I support Proposition 4, the proposition requiring parental notification for minors seeking abortions.
In a September article, the Los Angeles Times quoted backer Don Sebastiani, who sums up my position well:
“It’s insane,” Sebastiani said. “I’m completely mystified that you need to get a mom’s permission to get an aspirin at school, you need to get a mom’s permission to go to a tanning salon, but you can go in and have your baby aborted [without notification]. Something is wrong.”
Previous measures have failed because of concerns that abusive parents could put young women at risk — especially if the dad is the father of the baby to be aborted. The Los Angeles Times article reports that this measure has been refined to address that concern:
[T]he latest proposal was revised to allow the required notification to be made to other adult family members, such as a grandparent or sibling, if the attending physician reports known or suspected child abuse by the parent to law enforcement or a child protective services agency.
It also would allow judges to waive the notice requirement based on evidence of the minor’s maturity or best interest in having an abortion.
A parent also could give a minor a written note ahead of time waiving notification, and waivers would be allowed in medical emergencies.
I don’t think you have to be a religious, fervent pro-lifer to vote for this proposition. I’m not religious, and I’m conflicted about abortion as a policy matter.
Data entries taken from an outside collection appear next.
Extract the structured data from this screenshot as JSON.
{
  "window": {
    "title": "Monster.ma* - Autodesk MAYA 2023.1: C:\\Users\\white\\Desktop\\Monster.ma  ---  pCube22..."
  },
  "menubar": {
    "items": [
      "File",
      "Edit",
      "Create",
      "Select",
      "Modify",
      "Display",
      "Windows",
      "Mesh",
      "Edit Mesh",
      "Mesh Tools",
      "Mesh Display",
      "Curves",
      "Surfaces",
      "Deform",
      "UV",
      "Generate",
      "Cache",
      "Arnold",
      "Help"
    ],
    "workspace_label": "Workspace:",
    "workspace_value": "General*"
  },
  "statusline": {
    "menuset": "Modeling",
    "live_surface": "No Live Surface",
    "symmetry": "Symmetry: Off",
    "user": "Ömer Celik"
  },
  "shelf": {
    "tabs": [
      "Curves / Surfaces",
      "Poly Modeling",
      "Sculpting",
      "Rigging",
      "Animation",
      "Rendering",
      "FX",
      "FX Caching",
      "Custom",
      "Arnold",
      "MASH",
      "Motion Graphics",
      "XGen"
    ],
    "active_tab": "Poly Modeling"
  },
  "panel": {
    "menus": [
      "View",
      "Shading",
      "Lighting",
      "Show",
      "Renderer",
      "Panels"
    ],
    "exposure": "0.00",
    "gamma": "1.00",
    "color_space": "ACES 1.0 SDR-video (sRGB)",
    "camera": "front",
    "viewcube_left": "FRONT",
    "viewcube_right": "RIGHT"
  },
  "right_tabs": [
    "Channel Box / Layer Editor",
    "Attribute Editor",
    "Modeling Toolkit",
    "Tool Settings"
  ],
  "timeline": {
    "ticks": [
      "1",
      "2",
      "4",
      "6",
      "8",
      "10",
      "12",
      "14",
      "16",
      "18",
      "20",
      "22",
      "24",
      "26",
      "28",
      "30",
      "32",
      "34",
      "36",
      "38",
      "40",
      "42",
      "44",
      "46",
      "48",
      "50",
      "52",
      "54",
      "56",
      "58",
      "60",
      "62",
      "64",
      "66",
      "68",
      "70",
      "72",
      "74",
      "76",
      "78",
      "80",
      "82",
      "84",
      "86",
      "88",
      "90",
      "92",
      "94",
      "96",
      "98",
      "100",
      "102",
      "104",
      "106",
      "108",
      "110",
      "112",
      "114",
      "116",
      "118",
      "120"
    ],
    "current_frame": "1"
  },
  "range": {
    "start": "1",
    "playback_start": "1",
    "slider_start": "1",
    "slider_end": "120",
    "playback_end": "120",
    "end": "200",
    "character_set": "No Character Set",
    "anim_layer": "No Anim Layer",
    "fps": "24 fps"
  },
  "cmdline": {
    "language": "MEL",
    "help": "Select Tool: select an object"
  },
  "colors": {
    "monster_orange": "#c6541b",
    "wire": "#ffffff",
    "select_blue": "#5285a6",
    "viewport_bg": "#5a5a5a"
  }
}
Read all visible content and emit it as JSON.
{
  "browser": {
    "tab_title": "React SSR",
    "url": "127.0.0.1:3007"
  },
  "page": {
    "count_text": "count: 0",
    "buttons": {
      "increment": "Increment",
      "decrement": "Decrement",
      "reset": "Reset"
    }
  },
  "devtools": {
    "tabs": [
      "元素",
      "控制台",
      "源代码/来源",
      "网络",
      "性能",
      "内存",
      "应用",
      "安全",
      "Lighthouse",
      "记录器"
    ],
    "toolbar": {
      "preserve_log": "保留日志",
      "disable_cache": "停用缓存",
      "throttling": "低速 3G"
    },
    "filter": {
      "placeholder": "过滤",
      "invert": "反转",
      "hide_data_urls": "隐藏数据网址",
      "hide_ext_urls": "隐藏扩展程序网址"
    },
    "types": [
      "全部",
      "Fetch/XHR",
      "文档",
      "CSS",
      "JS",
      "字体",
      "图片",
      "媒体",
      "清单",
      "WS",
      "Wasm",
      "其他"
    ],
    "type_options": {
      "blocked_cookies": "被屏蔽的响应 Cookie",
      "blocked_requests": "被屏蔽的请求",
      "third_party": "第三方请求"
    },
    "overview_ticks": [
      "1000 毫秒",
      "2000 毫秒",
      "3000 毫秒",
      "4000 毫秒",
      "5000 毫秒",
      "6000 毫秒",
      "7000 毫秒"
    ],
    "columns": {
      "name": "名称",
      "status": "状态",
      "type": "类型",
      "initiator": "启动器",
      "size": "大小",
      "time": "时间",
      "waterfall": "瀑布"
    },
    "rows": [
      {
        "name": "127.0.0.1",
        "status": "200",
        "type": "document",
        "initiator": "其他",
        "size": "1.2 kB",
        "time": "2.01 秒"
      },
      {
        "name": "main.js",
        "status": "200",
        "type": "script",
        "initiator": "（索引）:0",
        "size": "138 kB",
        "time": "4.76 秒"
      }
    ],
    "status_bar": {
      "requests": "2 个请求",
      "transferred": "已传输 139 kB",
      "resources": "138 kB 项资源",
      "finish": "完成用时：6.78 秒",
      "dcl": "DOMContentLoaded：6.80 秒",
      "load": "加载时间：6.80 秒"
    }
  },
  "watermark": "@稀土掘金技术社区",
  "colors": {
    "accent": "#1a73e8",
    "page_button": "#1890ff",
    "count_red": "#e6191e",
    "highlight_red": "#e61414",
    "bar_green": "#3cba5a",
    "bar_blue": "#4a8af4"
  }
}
But I don’t see why abortion should be uniquely free of parental involvement, and it seems to me that only pro-choice zealots can seriously oppose a common-sense measure like this.
Parents generally are able to offer wisdom to their children on important life issues. Abortion is no different. Parents have a perspective on life that immature teenagers simply don’t have. The state should not be in the business of driving a wedge between children and their parents, and indeed has a responsibility to ensure that doctors do not interfere in the parent-child relationship either.
Yes on Proposition 4.